▶ PROBLEM DETAILS
Each line of the material below with the word "home" is to be reported.

________

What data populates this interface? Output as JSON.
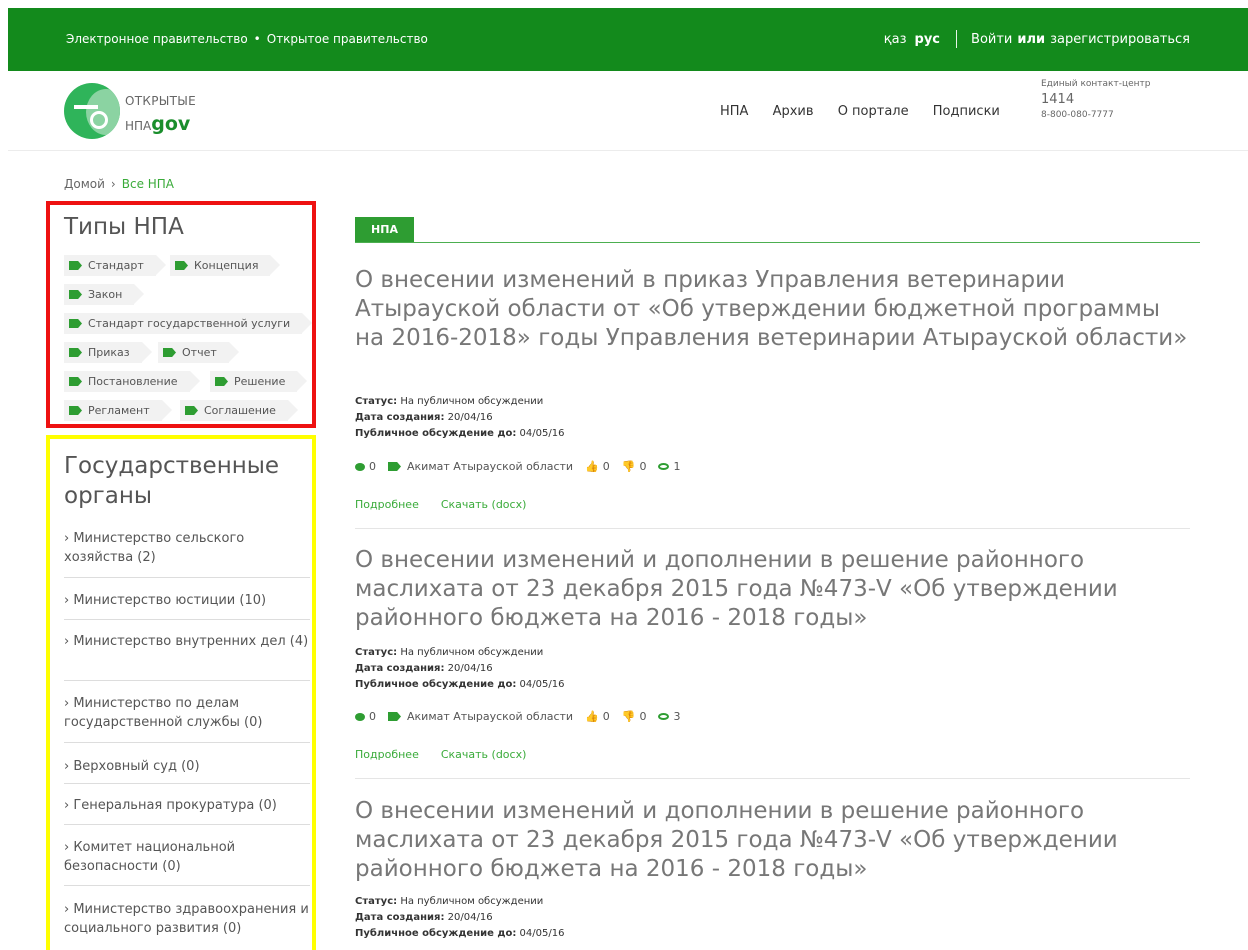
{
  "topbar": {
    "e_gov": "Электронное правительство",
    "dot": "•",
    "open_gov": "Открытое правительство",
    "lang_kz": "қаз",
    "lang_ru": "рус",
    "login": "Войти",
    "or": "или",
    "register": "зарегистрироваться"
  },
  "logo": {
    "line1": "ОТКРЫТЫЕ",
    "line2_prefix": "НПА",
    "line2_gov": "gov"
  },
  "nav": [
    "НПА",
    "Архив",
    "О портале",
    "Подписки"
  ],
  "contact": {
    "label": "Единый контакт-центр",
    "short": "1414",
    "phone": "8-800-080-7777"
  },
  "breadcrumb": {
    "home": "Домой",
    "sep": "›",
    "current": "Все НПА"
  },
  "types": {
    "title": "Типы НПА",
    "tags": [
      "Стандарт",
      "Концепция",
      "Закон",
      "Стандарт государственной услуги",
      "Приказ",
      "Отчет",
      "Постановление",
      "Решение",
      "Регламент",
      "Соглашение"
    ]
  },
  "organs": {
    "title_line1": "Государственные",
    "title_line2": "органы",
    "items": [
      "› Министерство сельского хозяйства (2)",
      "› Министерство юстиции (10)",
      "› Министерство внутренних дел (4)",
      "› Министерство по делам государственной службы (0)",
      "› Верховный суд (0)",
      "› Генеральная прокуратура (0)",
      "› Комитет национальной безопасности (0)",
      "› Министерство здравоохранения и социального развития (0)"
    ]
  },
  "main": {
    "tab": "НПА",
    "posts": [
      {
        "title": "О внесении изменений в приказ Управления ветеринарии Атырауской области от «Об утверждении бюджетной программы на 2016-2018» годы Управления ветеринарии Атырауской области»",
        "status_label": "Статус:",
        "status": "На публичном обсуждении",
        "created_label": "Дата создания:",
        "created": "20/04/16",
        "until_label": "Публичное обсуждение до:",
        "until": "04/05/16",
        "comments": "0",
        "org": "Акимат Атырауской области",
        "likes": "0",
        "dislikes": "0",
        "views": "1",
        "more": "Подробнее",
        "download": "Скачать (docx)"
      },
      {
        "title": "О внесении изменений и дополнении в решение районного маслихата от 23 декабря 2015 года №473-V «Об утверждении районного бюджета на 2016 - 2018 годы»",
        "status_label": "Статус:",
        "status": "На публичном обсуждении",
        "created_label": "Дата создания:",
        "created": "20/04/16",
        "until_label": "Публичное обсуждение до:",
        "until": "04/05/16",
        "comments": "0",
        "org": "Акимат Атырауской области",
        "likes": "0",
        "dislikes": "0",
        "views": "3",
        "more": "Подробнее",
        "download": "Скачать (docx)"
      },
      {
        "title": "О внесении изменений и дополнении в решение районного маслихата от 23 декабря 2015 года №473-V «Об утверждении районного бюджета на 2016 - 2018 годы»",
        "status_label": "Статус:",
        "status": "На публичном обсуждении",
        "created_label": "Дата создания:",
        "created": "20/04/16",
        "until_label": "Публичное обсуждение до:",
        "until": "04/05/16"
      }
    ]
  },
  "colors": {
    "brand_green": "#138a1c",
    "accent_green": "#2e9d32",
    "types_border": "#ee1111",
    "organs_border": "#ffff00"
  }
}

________

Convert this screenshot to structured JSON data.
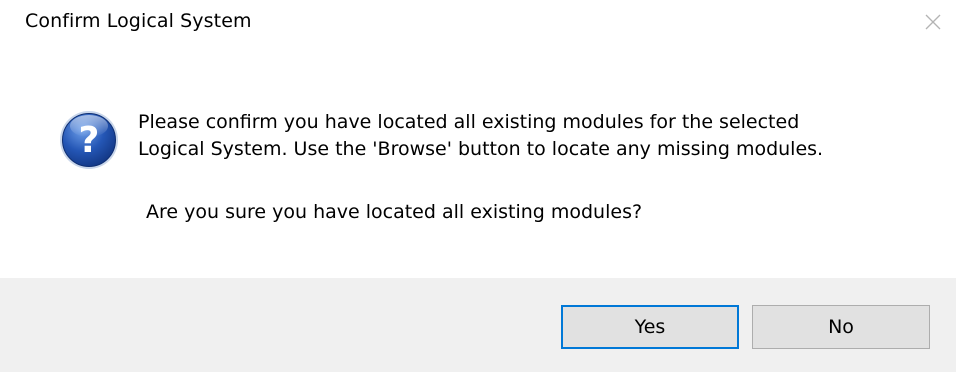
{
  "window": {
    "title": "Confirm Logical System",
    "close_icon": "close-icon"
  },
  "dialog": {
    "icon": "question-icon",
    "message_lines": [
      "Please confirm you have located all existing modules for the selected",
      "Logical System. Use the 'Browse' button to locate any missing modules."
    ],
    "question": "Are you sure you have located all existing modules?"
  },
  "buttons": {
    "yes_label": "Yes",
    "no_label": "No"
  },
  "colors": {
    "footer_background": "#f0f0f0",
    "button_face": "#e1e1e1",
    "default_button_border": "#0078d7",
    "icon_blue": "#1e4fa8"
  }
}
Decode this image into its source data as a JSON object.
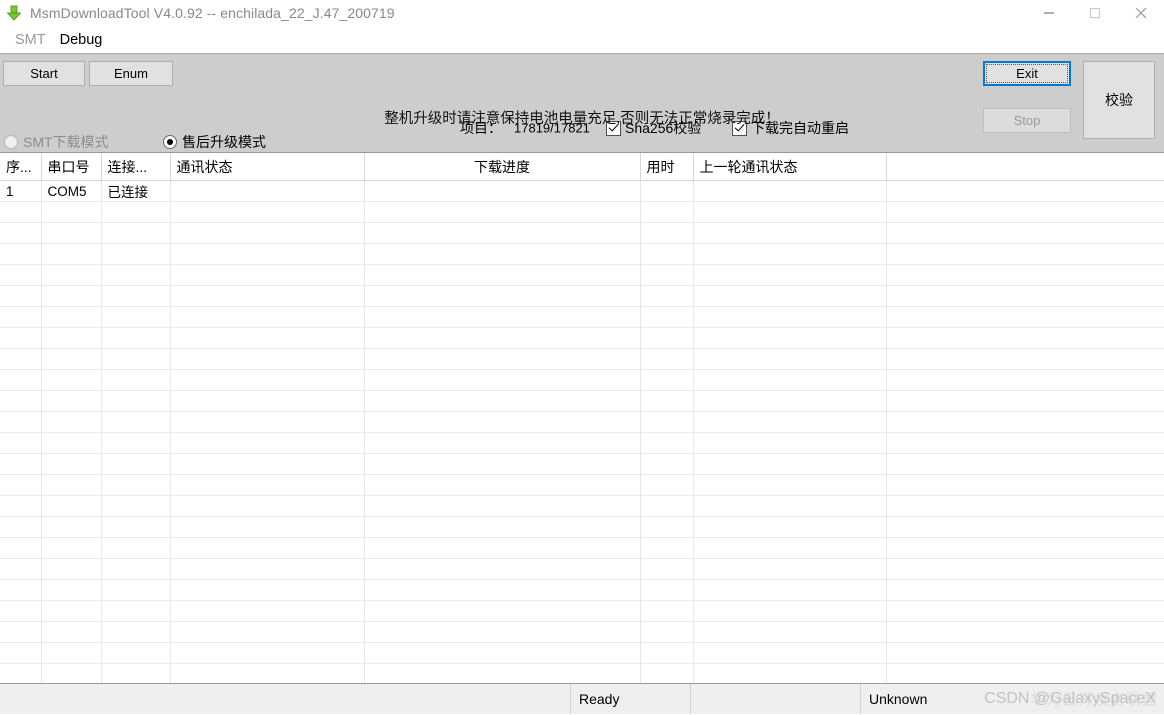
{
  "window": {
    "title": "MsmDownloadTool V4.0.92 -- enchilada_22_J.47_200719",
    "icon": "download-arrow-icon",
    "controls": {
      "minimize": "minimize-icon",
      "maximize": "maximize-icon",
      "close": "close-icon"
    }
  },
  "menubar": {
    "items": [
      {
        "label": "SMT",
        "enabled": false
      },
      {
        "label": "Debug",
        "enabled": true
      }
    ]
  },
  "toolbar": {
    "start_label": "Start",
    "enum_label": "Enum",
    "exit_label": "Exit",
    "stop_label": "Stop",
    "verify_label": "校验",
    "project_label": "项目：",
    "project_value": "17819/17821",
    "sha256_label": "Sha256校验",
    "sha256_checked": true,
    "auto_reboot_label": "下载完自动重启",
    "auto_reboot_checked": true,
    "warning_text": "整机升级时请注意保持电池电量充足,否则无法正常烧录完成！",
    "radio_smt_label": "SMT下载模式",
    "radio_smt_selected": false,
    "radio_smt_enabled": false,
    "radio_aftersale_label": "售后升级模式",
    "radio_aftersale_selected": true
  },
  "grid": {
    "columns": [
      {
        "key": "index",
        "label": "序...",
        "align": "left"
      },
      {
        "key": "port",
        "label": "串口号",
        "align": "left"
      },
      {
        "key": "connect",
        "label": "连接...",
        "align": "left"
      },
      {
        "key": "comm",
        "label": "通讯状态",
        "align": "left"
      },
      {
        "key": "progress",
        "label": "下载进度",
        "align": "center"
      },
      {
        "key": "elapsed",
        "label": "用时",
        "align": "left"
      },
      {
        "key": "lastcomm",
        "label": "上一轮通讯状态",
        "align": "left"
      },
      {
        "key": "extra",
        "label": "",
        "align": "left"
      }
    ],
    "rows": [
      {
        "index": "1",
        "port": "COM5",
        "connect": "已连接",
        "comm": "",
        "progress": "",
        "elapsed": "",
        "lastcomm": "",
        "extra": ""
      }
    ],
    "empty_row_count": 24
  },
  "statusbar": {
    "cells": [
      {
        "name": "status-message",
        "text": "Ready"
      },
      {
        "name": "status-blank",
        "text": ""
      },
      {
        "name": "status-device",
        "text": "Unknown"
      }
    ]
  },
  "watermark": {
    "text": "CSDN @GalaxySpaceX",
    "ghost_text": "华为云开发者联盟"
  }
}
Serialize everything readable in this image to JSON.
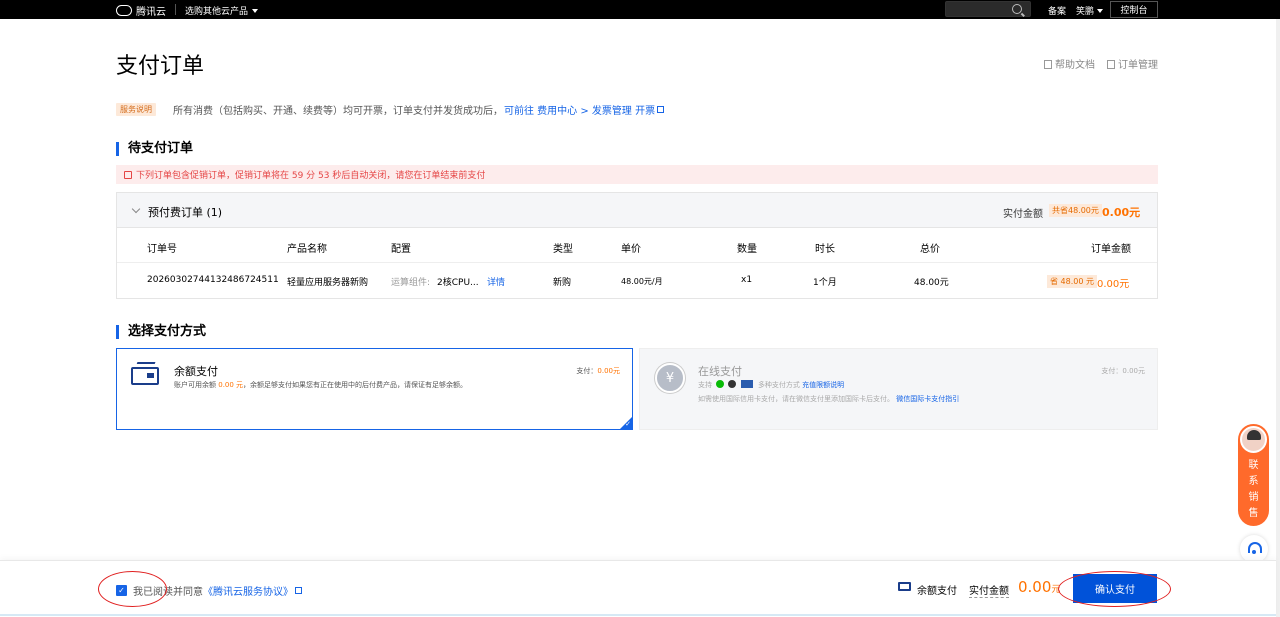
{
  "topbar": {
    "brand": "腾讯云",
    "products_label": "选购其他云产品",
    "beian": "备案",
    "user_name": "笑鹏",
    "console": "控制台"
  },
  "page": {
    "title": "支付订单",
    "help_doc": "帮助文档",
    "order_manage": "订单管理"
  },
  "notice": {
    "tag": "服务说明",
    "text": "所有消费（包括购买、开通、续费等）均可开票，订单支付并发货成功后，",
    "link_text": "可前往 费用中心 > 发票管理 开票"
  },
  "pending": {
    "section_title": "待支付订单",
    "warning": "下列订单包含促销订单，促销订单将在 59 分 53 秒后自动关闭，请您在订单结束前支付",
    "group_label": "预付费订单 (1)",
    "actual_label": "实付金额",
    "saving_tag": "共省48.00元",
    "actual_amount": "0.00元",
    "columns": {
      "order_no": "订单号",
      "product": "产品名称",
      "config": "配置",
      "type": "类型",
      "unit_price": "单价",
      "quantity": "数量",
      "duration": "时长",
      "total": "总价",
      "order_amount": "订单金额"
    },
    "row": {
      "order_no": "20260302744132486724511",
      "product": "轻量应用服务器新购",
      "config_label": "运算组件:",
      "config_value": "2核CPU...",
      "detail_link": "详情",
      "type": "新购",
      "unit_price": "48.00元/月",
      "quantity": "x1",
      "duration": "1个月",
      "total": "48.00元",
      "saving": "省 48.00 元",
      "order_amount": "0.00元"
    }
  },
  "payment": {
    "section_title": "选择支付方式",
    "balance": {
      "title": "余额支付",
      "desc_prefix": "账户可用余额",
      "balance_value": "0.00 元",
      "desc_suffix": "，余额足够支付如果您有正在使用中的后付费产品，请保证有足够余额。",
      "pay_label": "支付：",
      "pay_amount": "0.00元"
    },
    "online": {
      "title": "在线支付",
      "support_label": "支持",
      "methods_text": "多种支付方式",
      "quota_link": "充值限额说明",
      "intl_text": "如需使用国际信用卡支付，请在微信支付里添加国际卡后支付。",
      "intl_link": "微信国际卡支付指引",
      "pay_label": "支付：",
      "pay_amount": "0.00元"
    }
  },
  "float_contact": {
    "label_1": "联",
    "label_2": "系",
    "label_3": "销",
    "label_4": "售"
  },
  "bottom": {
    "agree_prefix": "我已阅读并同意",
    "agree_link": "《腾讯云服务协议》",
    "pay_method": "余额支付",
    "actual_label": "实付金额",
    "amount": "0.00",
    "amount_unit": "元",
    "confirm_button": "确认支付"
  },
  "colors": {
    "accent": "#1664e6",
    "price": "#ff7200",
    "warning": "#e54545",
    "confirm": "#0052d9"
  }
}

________

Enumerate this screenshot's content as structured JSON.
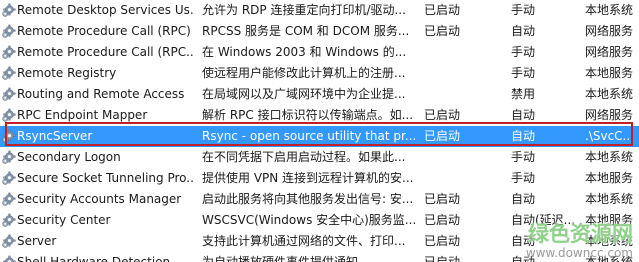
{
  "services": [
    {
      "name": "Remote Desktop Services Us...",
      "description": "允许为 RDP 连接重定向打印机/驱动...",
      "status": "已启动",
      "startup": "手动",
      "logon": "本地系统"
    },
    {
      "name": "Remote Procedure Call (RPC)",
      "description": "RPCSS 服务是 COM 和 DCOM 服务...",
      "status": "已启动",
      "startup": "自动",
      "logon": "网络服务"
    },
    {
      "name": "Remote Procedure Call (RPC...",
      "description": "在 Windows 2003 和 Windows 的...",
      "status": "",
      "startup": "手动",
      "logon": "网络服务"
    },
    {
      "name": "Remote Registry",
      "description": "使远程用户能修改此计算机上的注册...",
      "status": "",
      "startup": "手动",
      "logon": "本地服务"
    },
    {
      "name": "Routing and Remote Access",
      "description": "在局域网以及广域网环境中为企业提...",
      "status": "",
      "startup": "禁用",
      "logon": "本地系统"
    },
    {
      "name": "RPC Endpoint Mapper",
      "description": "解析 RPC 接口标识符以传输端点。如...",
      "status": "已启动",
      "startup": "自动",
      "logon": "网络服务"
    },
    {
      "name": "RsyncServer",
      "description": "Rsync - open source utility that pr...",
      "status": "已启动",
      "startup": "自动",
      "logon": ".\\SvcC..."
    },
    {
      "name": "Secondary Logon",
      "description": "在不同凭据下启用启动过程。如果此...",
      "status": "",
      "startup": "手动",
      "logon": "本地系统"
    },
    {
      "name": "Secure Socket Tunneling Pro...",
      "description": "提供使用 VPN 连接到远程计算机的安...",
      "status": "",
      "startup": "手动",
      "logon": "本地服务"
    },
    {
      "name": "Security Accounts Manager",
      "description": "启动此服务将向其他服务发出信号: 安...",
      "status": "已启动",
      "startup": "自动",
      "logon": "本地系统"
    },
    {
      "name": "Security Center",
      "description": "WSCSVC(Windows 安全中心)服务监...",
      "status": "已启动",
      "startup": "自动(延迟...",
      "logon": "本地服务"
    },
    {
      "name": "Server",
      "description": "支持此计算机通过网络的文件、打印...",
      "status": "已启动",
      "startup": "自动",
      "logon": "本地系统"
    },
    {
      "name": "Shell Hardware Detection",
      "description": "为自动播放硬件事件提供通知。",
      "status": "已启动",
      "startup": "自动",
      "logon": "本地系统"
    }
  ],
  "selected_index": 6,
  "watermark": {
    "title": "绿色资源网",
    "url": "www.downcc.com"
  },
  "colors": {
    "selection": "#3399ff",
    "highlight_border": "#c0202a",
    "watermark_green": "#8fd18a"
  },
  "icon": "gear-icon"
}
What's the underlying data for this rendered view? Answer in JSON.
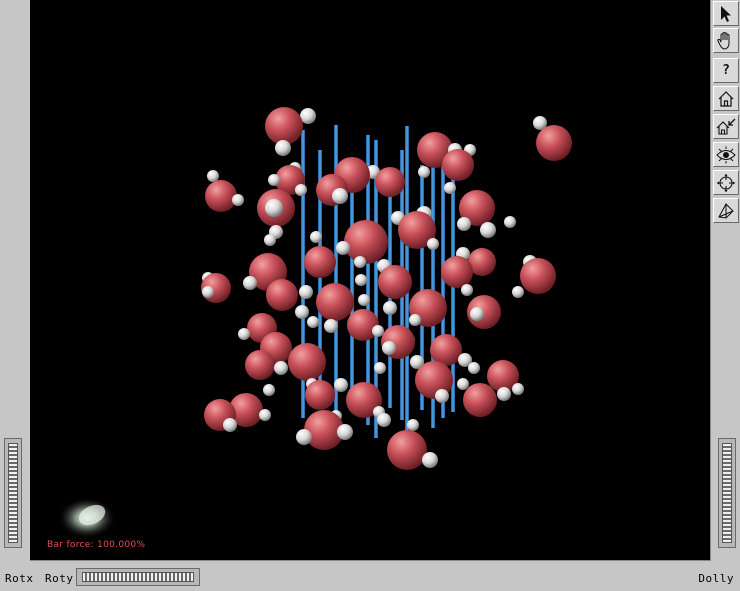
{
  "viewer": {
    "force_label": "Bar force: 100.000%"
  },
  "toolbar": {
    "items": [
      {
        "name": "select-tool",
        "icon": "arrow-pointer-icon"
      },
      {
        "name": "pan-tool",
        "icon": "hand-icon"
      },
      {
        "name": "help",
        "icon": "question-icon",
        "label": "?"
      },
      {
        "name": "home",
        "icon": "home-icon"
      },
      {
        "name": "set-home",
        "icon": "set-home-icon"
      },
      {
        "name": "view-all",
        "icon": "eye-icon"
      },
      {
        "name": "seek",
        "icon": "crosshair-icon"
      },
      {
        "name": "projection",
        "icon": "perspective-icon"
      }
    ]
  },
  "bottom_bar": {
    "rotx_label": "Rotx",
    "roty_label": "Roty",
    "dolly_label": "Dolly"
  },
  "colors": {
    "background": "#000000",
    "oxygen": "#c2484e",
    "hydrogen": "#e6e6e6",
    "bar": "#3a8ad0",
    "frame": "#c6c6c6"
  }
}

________

▶ ANSWER SPACE
    "home": "Домой",
        "name": "home",
        "icon": "home-icon"
        "name": "set-home",
        "icon": "set-home-icon"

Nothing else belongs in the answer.